Records from a collection

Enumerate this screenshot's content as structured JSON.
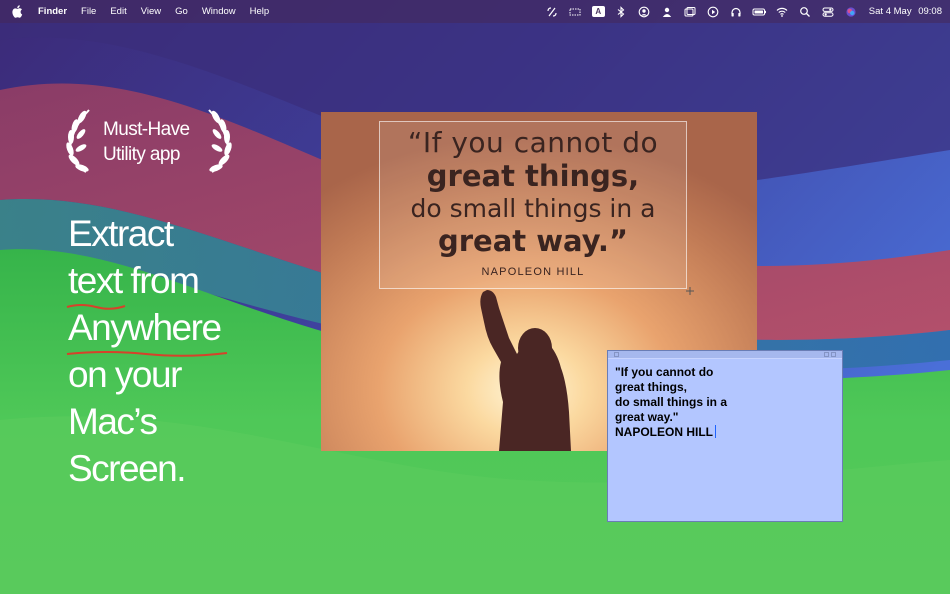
{
  "menubar": {
    "app_name": "Finder",
    "menus": [
      "File",
      "Edit",
      "View",
      "Go",
      "Window",
      "Help"
    ],
    "status_icons": [
      "text-extract-icon",
      "screen-mirror-icon",
      "keyboard-input-icon",
      "bluetooth-icon",
      "account-icon",
      "user-icon",
      "window-icon",
      "play-icon",
      "headphones-icon",
      "battery-icon",
      "wifi-icon",
      "spotlight-search-icon",
      "control-center-icon",
      "siri-icon"
    ],
    "input_badge": "A",
    "date": "Sat 4 May",
    "time": "09:08"
  },
  "promo": {
    "award_line1": "Must-Have",
    "award_line2": "Utility app",
    "headline": {
      "word1": "Extract",
      "word2": "text",
      "word3": "from",
      "word4": "Anywhere",
      "word5": "on your",
      "word6": "Mac’s",
      "word7": "Screen."
    },
    "underline_color": "#d6422a"
  },
  "photo": {
    "quote_line1": "“If you cannot do",
    "quote_line2": "great things,",
    "quote_line3": "do small things in a",
    "quote_line4": "great way.”",
    "author": "NAPOLEON HILL"
  },
  "result_window": {
    "text": "\"If you cannot do\ngreat things,\ndo small things in a\ngreat way.\"\nNAPOLEON HILL",
    "background": "#b3c6ff"
  }
}
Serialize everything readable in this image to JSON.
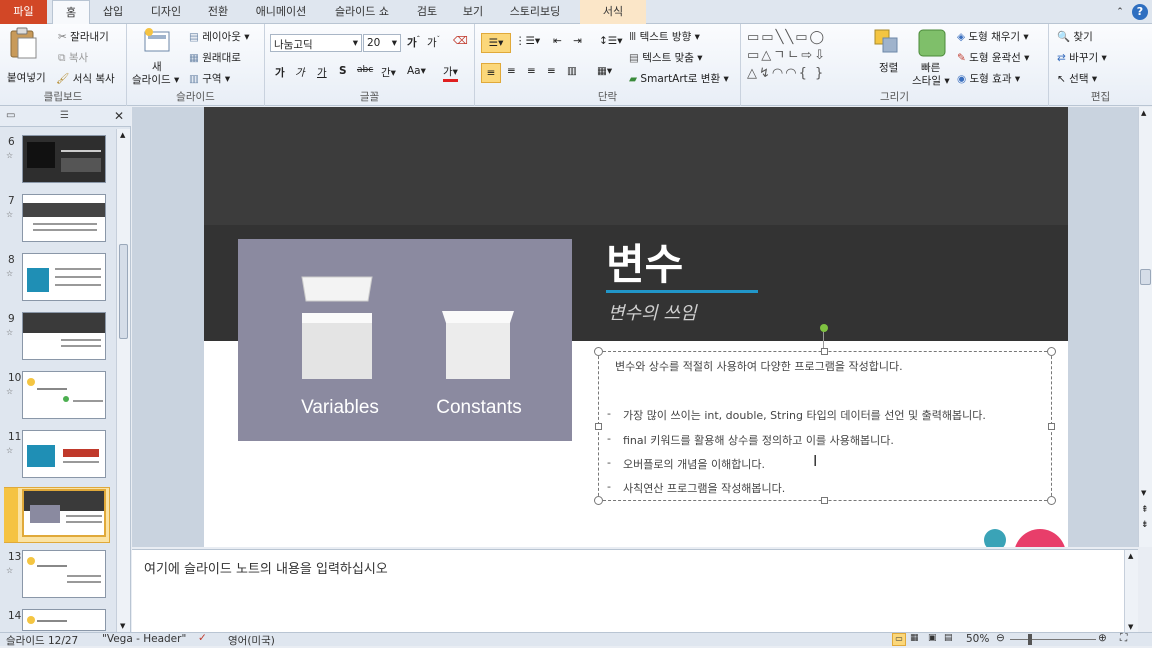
{
  "tabs": {
    "file": "파일",
    "home": "홈",
    "insert": "삽입",
    "design": "디자인",
    "transitions": "전환",
    "animations": "애니메이션",
    "slideshow": "슬라이드 쇼",
    "review": "검토",
    "view": "보기",
    "storyboarding": "스토리보딩",
    "format": "서식"
  },
  "ribbon": {
    "clipboard": {
      "paste": "붙여넣기",
      "cut": "잘라내기",
      "copy": "복사",
      "format_painter": "서식 복사",
      "label": "클립보드"
    },
    "slides": {
      "new_slide": "새",
      "new_slide2": "슬라이드",
      "layout": "레이아웃",
      "reset": "원래대로",
      "section": "구역",
      "label": "슬라이드"
    },
    "font": {
      "name": "나눔고딕",
      "size": "20",
      "label": "글꼴",
      "bold": "가",
      "italic": "가",
      "underline": "가",
      "strike": "S",
      "shadow": "abc",
      "spacing": "간",
      "case": "Aa",
      "color": "가"
    },
    "paragraph": {
      "text_direction": "텍스트 방향",
      "align_text": "텍스트 맞춤",
      "smartart": "SmartArt로 변환",
      "label": "단락"
    },
    "drawing": {
      "arrange": "정렬",
      "quick_styles": "빠른",
      "quick_styles2": "스타일",
      "fill": "도형 채우기",
      "outline": "도형 윤곽선",
      "effects": "도형 효과",
      "label": "그리기"
    },
    "editing": {
      "find": "찾기",
      "replace": "바꾸기",
      "select": "선택",
      "label": "편집"
    }
  },
  "thumbnails": [
    {
      "num": "6"
    },
    {
      "num": "7"
    },
    {
      "num": "8"
    },
    {
      "num": "9"
    },
    {
      "num": "10"
    },
    {
      "num": "11"
    },
    {
      "num": "12"
    },
    {
      "num": "13"
    },
    {
      "num": "14"
    }
  ],
  "slide": {
    "title": "변수",
    "subtitle": "변수의 쓰임",
    "image_label_left": "Variables",
    "image_label_right": "Constants",
    "intro": "변수와 상수를 적절히 사용하여 다양한 프로그램을 작성합니다.",
    "bullets": [
      "가장 많이 쓰이는 int, double, String 타입의 데이터를 선언 및 출력해봅니다.",
      "final 키워드를 활용해 상수를 정의하고 이를 사용해봅니다.",
      "오버플로의 개념을 이해합니다.",
      "사칙연산 프로그램을 작성해봅니다."
    ],
    "bullet_marker": "-"
  },
  "notes": {
    "placeholder": "여기에 슬라이드 노트의 내용을 입력하십시오"
  },
  "status": {
    "slide_pos": "슬라이드 12/27",
    "theme": "\"Vega - Header\"",
    "language": "영어(미국)",
    "zoom": "50%"
  },
  "colors": {
    "accent": "#2196c9",
    "file_tab": "#d24726",
    "header_dark": "#3a3a3a",
    "image_bg": "#8a8aa0",
    "pink": "#e83e6a",
    "teal": "#3aa3b7"
  }
}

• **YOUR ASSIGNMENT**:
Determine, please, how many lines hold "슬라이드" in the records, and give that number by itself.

• **ANSWER TO THIS PROBLEM**:
5